FAMILY REUNIFICATION: How will you make family reunification a priority and ensure that children are quickly reunited with their parents?

Background: In recent years, the immigration program has been increasingly oriented towards economic immigration, at the expense of family reunification.  Refugee families in particular face extremely long processing times: in some visa posts, families routinely wait more than a year and a half for reunification – this includes children that are separated from both their parents.  There are also barriers: for example, separated children in Canada have no right in law to reunite with their parents.

The CCR has developed a Manifesto on Family Reunification, calling for an immigration and refugee system that respects basic rights by favouring the speedy reunification of families. It calls in particular for the processing of family members of refugees, especially separated children, to be done in Canada.

Chronic disease among immigrants: Call for evaluations

As posted on CLICK4HP:

Evaluation reports/papers of chronic disease prevention and control programs/interventions targeted to immigrants and ethnocultural groups are being requested to contribute to the Canadian Public Health Agency, Chronic Disease and Prevention Best Practices Portal. Published as well as unpublished evaluations of both Canadian and international programs are welcome. Programs that may influence chronic disease are also of interest. Questions/information: Henna Aslam – henna.aslam@utoronto.ca.

The role of social engagement in integration

Citizenship and Immigration Canada, Integration Branch, held a series of workshops across Canada between March and June 2008 to investigate the role of social engagement in integrating newcomers into Canada.

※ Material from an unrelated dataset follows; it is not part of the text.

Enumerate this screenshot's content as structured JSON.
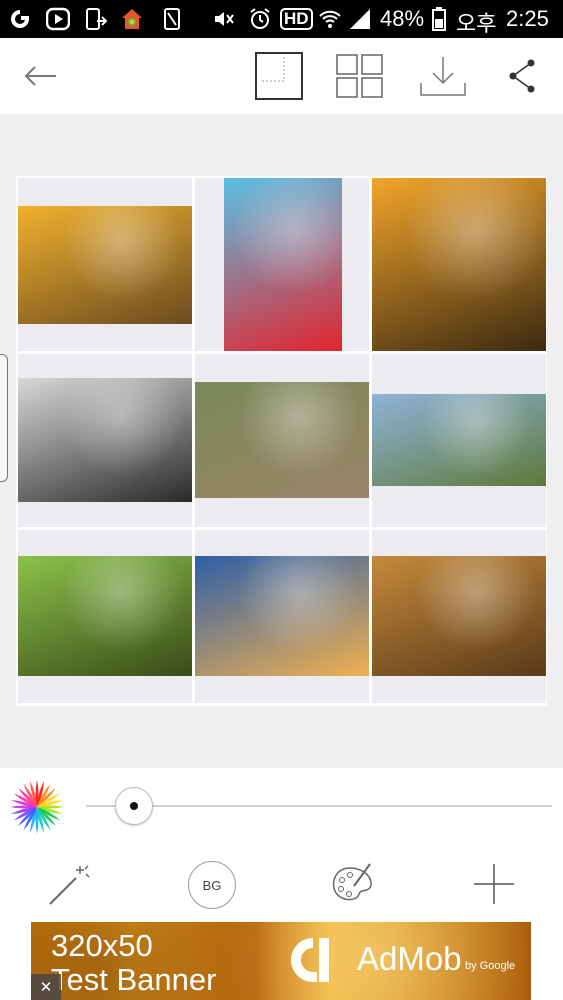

Several objectives were outlined for this initiative, including the desire to clarify and articulate foundational principles to guide policy and programming, to identify models of intervention and to strengthen collaboration among key partners.

Workshops were held in Calgary, Halifax, Montreal, Toronto, Winnipeg and Vancouver and participants included government policy people, academics and researchers, immigrant-serving organizations. Workshops were organized in themes of key concepts, collaboration and measurement.

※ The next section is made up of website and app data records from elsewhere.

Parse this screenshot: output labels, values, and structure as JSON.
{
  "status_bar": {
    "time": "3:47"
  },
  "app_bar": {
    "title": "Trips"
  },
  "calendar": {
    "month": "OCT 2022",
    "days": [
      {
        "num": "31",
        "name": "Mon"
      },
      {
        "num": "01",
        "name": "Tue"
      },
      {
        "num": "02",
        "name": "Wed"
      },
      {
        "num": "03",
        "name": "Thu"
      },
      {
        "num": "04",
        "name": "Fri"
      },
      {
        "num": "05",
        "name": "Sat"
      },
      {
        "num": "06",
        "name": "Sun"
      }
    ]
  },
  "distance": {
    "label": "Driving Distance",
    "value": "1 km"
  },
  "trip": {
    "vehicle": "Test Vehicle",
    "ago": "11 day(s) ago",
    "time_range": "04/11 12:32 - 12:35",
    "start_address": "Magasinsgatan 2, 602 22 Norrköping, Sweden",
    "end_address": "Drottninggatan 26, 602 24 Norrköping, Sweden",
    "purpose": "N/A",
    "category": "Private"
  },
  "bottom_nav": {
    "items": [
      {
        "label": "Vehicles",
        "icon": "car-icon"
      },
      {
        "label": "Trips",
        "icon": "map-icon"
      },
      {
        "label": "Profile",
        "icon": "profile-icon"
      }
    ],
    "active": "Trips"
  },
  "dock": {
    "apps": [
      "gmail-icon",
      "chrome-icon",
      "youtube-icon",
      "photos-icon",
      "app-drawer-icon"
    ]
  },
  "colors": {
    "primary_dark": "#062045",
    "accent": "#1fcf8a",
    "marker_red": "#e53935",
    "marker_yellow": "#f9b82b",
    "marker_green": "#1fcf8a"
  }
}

CIC has released a report summarizing the discussions. Social Engagement and Integration: Learning from Others to Inform Approaches to Integration is a 26 page paper, offering a summary of each of the six workshops.

Interesting to us is the absence of discussion on immigrant/refugee children and families in these discussions. “Children” never appear in the document; “Family/families” appear four times, never as a main subject or area of discussion. 

The glaring omission of children and families in a purported attempt to develop strong collaborations to support social engagement, social cohesion and integration, is unfortunate. CCICY supporters in these six cities may consider using the reports summaries as a launch for federal election candidates.

Federal election set for October 14th

The Federal Election has been set for October 14, 2008.

immigrantchildren.ca will maintain a page on the upcoming election, entitled ELECTION ~ Fall ’08, and will include relevant and useful information for folks interested in immigration issues specifically as they may be related to immigrant children and families. Please send me an email or reply to this post with the questions/issues you would like to see raised in the debate or questions you’d like to see asked of federal candidates. We’ll circulate a list through the CCICY listserv in the next little while and post on the ELECTION ~ FALL ’08 page.

Research papers on mylanguage.ca

mylanguage.ca is dedicated to raising the importance of home language (L1) retention as a tool to support the development of English in newcomer children. The site, developed by Dr. Roma Chumak-Horbatsch of Ryerson University’s School of Early Childhood Education has recently been updated and two new research studies by Dr. Chumak-Horbatsch have been added:

Early bilingualism: Children of immigrants in an English-language childcare center. (2008). Psychology of Language and Communication. Vol 12, No. 1.

Mmmmm…I like English: Linguistic behaviors of Ukranian-English bilingual children. (2006). Psychology of Language and Communication. Vol 10, No. 2. 

Visit mylanguage.ca to download both papers.